***** GIVEN RECORDS *****

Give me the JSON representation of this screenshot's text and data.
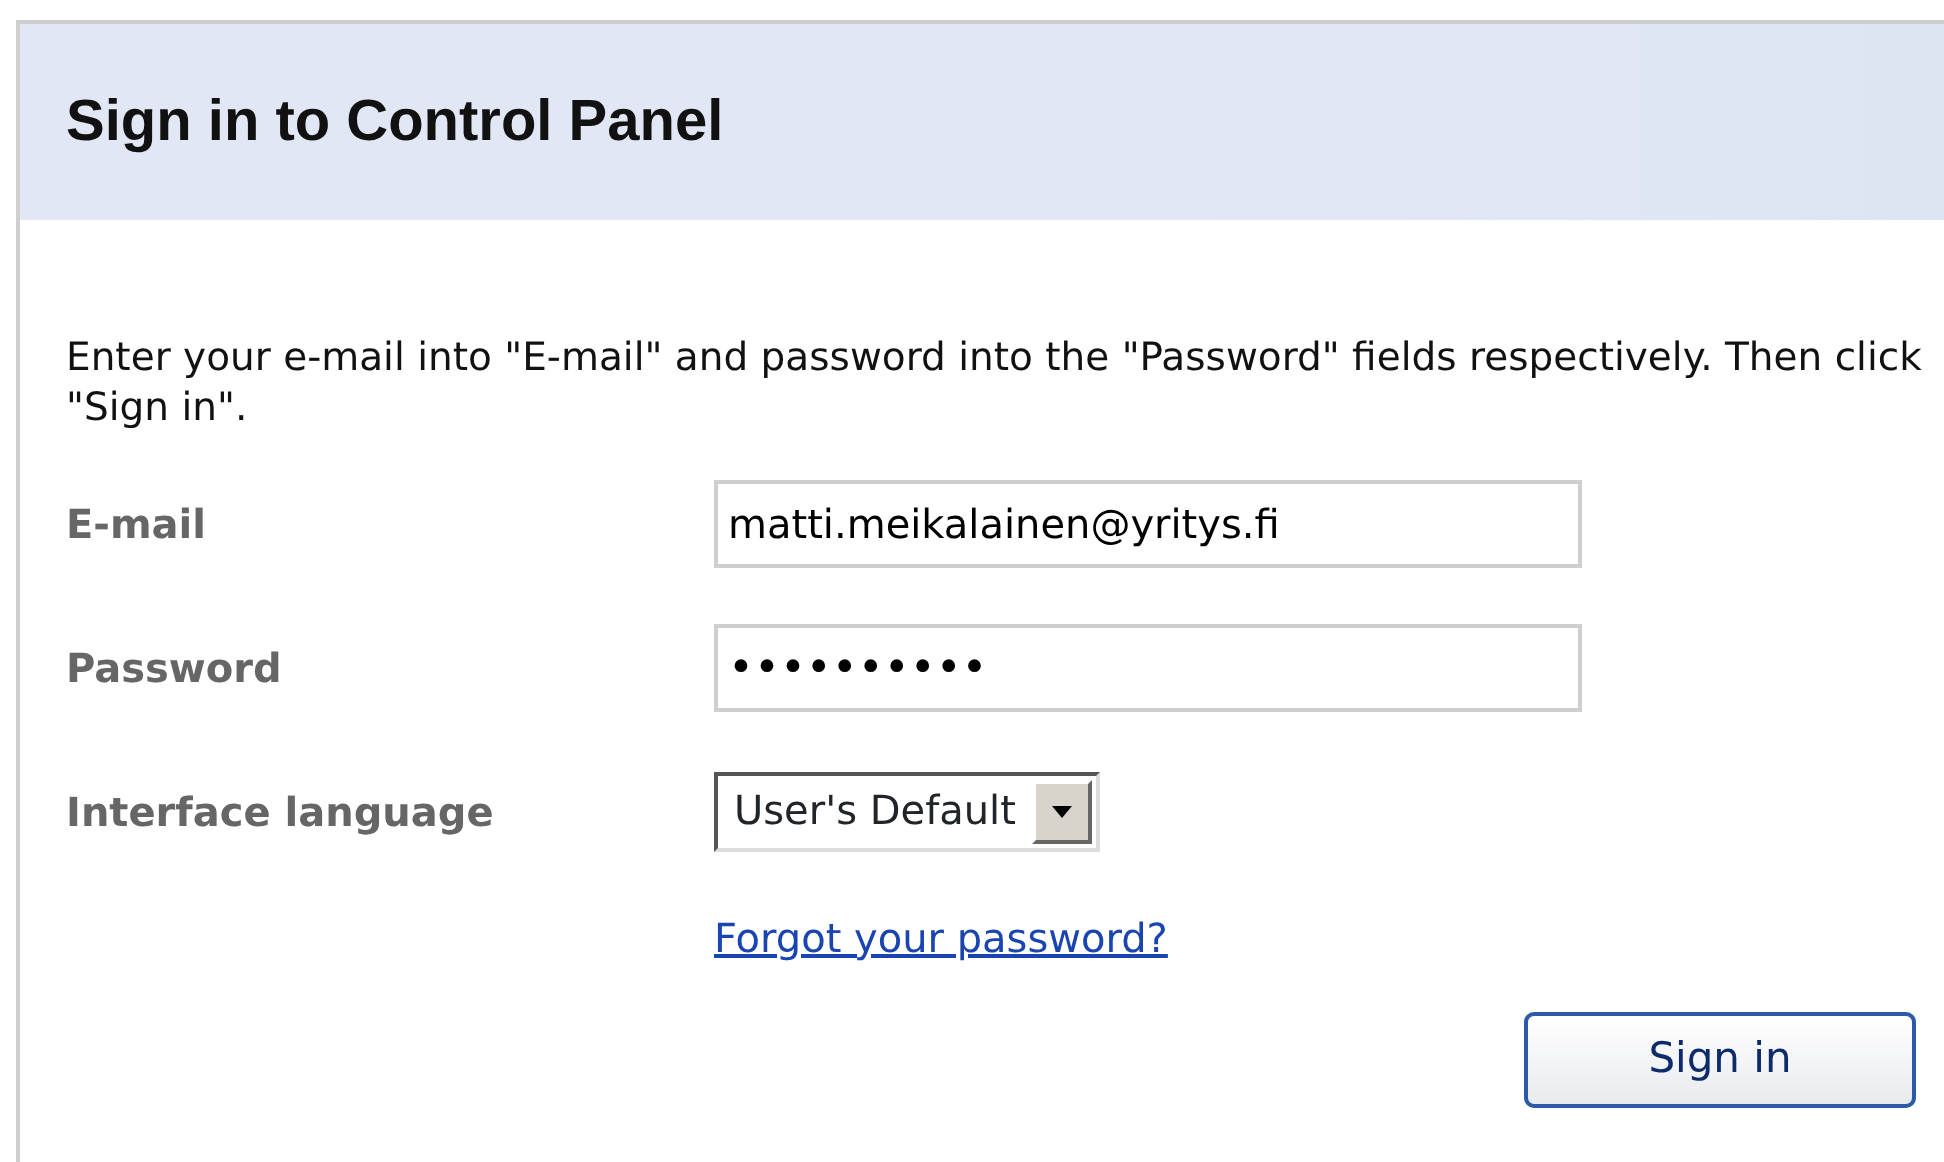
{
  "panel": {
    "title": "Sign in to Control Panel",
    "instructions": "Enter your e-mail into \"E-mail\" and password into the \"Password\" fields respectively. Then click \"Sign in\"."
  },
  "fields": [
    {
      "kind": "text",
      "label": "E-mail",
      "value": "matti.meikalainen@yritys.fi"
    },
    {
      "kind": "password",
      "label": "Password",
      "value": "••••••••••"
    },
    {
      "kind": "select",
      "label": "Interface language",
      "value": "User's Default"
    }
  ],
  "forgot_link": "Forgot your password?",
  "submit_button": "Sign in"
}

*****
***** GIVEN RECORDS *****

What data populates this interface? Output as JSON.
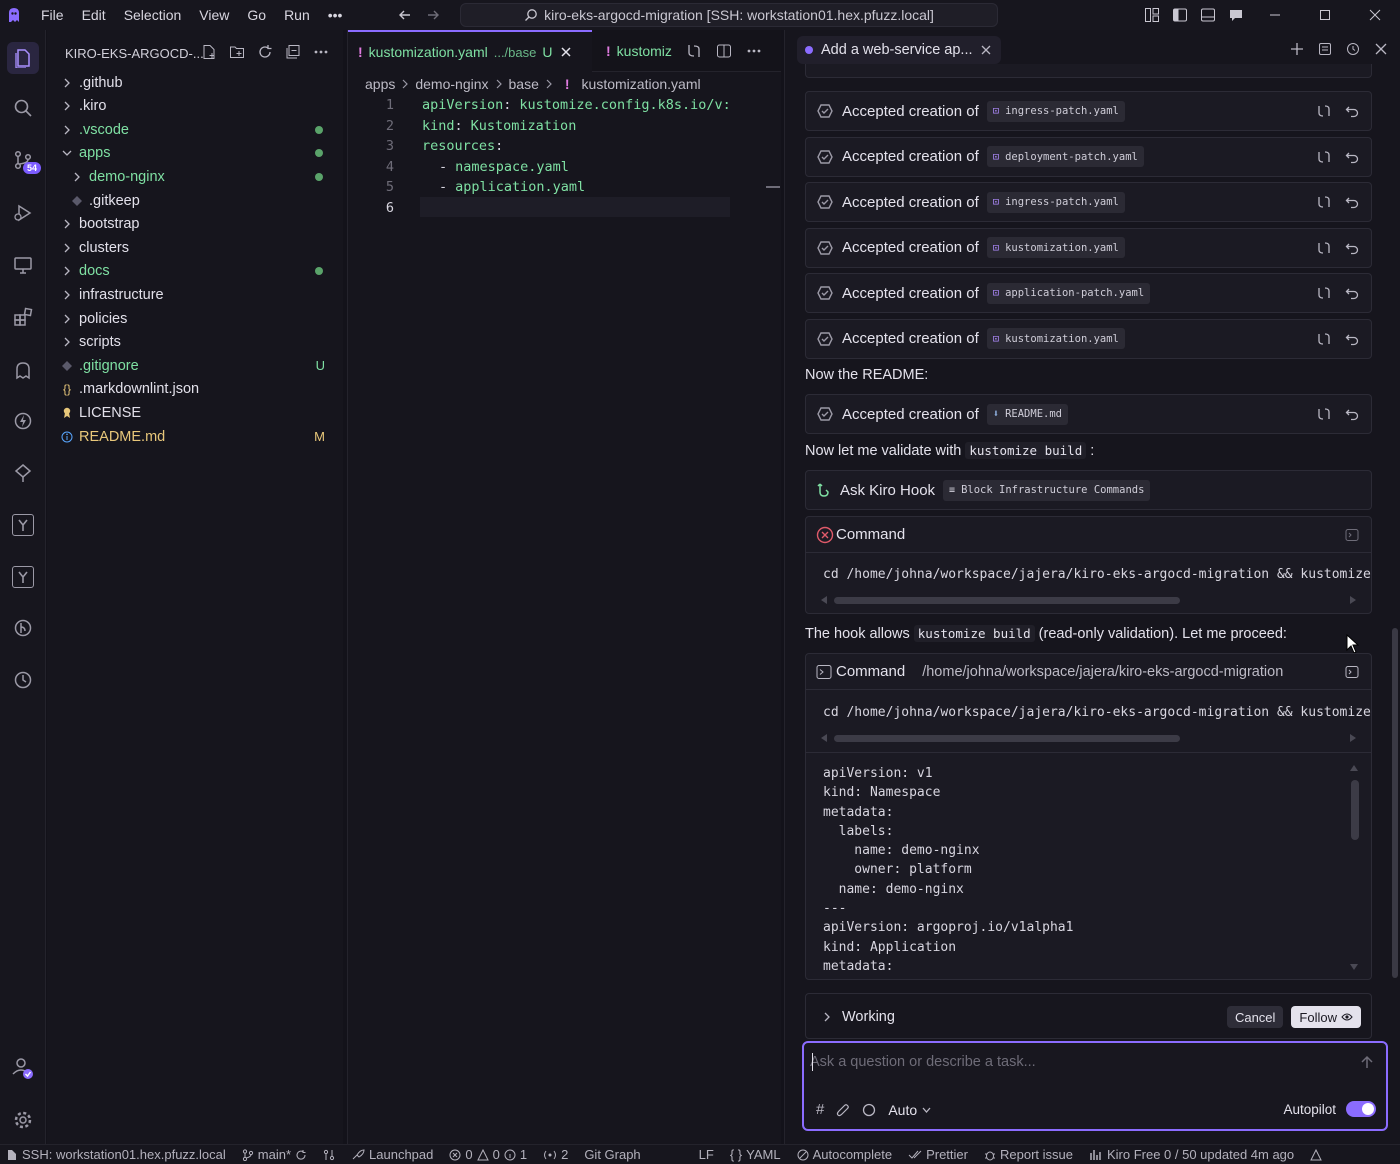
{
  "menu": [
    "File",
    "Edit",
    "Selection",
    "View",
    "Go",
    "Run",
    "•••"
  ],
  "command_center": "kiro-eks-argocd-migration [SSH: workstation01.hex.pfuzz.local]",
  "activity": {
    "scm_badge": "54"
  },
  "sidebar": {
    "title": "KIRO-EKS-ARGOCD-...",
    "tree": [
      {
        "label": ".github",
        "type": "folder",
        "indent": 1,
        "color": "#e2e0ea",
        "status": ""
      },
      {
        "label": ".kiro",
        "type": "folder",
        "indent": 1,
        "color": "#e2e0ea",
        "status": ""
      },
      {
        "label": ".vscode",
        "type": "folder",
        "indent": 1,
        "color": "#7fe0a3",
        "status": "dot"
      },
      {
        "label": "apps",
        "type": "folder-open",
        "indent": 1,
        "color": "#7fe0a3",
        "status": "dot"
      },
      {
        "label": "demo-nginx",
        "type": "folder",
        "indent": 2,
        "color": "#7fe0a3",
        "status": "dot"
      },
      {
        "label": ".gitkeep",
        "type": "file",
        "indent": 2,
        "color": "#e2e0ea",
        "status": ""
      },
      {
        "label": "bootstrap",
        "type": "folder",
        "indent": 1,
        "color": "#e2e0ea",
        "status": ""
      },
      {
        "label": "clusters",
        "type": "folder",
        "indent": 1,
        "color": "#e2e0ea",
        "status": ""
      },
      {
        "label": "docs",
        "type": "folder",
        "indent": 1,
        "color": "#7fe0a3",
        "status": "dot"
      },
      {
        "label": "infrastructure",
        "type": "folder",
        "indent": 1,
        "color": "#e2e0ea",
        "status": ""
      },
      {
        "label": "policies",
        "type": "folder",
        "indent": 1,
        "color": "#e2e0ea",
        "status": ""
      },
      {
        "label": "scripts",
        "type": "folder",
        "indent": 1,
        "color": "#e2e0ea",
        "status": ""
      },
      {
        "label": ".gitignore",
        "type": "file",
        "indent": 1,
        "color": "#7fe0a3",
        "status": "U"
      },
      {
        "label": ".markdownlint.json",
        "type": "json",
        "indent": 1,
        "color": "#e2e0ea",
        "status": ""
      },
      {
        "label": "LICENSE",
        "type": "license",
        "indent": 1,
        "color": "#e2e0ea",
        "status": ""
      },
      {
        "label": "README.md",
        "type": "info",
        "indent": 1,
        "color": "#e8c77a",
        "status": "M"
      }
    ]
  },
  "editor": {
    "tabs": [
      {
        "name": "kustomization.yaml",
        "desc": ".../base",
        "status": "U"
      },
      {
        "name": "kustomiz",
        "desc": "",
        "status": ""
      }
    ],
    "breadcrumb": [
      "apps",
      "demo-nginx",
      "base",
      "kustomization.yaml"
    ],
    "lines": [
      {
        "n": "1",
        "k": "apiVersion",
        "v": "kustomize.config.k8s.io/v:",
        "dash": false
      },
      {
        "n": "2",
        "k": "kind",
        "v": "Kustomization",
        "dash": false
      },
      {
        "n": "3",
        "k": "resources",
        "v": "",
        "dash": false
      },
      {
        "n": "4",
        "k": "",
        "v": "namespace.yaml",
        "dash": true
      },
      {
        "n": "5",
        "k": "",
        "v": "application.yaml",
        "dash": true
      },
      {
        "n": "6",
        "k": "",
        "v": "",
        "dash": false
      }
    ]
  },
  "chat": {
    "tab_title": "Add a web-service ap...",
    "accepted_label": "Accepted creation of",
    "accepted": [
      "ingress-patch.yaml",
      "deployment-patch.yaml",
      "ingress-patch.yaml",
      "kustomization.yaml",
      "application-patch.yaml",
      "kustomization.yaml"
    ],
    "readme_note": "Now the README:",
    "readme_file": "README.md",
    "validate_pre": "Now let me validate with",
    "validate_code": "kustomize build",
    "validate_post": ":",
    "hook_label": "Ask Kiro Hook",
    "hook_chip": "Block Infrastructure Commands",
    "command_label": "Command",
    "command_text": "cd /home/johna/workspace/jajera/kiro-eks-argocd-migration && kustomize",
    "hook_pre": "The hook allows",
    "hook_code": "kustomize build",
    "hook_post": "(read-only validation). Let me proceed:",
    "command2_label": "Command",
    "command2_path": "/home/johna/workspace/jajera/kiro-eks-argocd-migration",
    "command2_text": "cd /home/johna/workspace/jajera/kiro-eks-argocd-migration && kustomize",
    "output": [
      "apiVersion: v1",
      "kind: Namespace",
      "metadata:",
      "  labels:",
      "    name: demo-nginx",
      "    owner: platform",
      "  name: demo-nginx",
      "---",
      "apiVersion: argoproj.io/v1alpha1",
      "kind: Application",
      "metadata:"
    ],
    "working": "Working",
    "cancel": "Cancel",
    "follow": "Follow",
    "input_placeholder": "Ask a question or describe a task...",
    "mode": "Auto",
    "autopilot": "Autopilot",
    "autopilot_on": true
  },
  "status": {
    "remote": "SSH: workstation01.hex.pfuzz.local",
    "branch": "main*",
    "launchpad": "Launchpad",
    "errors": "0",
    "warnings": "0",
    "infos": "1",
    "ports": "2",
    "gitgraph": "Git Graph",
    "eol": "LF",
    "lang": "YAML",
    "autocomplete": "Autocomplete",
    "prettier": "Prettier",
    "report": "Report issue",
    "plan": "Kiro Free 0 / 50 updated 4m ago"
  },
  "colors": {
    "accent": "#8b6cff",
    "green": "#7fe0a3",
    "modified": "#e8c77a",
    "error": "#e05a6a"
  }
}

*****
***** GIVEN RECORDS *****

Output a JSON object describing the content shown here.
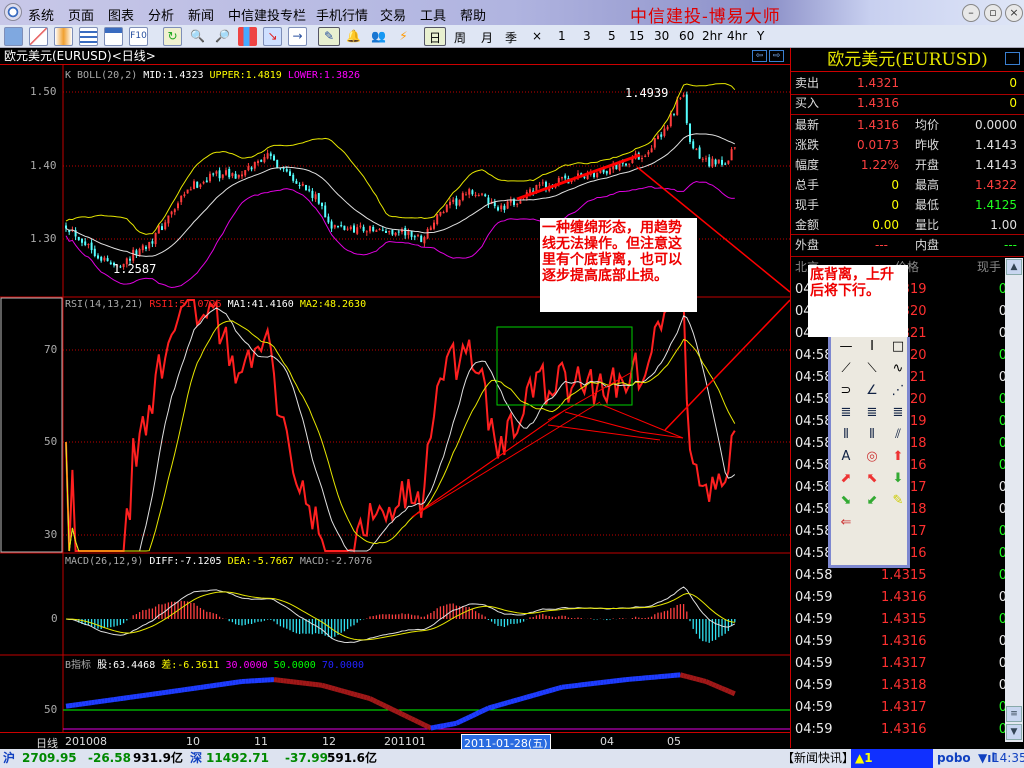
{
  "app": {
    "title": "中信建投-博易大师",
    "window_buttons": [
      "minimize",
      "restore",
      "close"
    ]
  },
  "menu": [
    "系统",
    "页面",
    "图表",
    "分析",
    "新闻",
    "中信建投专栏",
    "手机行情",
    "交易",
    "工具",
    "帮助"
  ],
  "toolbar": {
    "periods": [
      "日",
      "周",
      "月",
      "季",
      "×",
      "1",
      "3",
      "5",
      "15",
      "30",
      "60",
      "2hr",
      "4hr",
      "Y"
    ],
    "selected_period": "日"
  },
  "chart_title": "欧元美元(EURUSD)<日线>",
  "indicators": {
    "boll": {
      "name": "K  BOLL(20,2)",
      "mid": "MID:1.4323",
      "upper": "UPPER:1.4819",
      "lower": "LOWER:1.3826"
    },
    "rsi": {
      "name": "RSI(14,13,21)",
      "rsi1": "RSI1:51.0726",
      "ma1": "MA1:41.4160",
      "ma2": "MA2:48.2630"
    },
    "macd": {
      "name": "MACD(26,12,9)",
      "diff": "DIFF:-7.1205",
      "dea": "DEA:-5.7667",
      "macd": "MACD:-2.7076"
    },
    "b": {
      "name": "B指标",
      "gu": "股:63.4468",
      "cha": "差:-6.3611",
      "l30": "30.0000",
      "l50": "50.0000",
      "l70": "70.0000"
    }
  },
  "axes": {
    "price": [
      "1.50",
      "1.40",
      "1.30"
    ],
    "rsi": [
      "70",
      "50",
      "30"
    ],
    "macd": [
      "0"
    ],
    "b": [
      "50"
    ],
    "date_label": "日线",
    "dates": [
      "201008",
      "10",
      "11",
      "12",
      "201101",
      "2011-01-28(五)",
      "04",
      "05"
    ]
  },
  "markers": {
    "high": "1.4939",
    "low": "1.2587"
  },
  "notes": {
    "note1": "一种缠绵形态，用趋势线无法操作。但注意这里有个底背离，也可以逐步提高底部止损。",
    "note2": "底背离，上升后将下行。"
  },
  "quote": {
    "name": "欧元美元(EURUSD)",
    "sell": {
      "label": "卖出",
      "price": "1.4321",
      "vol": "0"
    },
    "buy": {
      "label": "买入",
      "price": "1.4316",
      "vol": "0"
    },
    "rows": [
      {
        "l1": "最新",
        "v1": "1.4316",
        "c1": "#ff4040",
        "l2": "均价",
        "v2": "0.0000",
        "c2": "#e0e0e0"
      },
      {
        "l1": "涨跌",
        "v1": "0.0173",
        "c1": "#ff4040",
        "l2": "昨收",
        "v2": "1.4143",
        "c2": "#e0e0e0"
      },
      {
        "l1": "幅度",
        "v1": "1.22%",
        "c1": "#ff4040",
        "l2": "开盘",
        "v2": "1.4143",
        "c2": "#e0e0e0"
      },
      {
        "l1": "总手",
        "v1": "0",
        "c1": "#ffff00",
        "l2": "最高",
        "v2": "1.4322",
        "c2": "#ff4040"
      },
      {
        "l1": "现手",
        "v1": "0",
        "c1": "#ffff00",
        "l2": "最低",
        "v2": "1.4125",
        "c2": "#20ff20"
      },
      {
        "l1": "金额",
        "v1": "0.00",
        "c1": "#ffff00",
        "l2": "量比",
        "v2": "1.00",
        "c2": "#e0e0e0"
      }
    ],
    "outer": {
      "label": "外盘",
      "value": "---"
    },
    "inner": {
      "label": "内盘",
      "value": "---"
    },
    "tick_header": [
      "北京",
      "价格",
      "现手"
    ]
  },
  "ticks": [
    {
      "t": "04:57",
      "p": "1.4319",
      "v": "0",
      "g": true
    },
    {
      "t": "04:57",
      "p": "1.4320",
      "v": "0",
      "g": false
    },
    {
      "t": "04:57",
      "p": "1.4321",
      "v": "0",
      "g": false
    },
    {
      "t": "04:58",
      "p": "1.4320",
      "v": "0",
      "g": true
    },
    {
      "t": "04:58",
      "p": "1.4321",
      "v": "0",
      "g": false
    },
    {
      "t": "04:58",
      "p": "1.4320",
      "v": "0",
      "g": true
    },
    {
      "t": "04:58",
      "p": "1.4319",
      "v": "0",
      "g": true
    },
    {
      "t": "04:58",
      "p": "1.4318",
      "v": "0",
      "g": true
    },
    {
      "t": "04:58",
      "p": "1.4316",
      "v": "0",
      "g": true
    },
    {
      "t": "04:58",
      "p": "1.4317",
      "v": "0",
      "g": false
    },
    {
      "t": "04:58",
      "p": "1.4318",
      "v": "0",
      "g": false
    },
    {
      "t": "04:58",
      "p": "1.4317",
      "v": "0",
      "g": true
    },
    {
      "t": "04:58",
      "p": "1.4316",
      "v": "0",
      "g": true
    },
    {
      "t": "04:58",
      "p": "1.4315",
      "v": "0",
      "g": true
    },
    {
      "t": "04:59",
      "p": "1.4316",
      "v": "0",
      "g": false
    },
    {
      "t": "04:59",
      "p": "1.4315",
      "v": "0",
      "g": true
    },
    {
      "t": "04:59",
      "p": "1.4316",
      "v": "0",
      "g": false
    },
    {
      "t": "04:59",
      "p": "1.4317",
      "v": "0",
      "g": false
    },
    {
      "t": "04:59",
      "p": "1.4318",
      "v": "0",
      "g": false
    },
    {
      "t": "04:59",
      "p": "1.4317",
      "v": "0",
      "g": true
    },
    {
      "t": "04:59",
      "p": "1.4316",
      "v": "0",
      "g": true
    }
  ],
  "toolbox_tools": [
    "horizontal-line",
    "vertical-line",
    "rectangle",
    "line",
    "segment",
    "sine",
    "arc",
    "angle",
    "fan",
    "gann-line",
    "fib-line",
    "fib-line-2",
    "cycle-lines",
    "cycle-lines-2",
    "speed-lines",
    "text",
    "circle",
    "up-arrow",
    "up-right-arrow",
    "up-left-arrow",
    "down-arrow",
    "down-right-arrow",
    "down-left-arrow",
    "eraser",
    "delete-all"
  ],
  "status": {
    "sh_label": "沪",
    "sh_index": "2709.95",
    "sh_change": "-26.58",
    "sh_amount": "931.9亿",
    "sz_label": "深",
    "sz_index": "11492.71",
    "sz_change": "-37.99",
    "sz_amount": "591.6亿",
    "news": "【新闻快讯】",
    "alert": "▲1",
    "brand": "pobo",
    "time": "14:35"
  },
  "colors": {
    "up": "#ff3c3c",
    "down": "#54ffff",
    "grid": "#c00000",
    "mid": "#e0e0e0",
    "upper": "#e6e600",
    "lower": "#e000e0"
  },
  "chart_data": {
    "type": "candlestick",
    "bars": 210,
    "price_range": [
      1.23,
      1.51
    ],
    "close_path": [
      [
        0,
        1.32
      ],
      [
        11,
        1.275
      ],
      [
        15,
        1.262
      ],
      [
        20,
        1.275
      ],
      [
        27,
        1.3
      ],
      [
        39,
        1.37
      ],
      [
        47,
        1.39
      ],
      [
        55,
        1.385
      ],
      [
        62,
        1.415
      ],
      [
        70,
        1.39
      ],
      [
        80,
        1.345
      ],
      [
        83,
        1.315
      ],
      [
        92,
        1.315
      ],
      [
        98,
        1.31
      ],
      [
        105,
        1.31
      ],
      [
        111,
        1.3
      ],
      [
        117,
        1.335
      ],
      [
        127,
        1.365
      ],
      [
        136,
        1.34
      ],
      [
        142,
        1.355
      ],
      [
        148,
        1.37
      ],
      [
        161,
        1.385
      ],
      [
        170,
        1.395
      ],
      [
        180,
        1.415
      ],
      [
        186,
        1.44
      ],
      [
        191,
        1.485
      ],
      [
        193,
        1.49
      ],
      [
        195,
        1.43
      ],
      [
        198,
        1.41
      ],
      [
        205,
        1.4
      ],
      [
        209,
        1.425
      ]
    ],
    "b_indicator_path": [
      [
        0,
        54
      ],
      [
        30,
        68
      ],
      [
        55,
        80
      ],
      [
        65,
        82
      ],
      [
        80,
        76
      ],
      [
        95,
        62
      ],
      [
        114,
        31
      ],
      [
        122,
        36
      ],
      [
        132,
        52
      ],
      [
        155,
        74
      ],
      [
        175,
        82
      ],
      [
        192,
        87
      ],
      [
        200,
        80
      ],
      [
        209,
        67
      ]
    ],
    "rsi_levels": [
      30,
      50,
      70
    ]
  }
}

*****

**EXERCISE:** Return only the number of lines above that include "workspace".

**TASK SOLUTION:** 3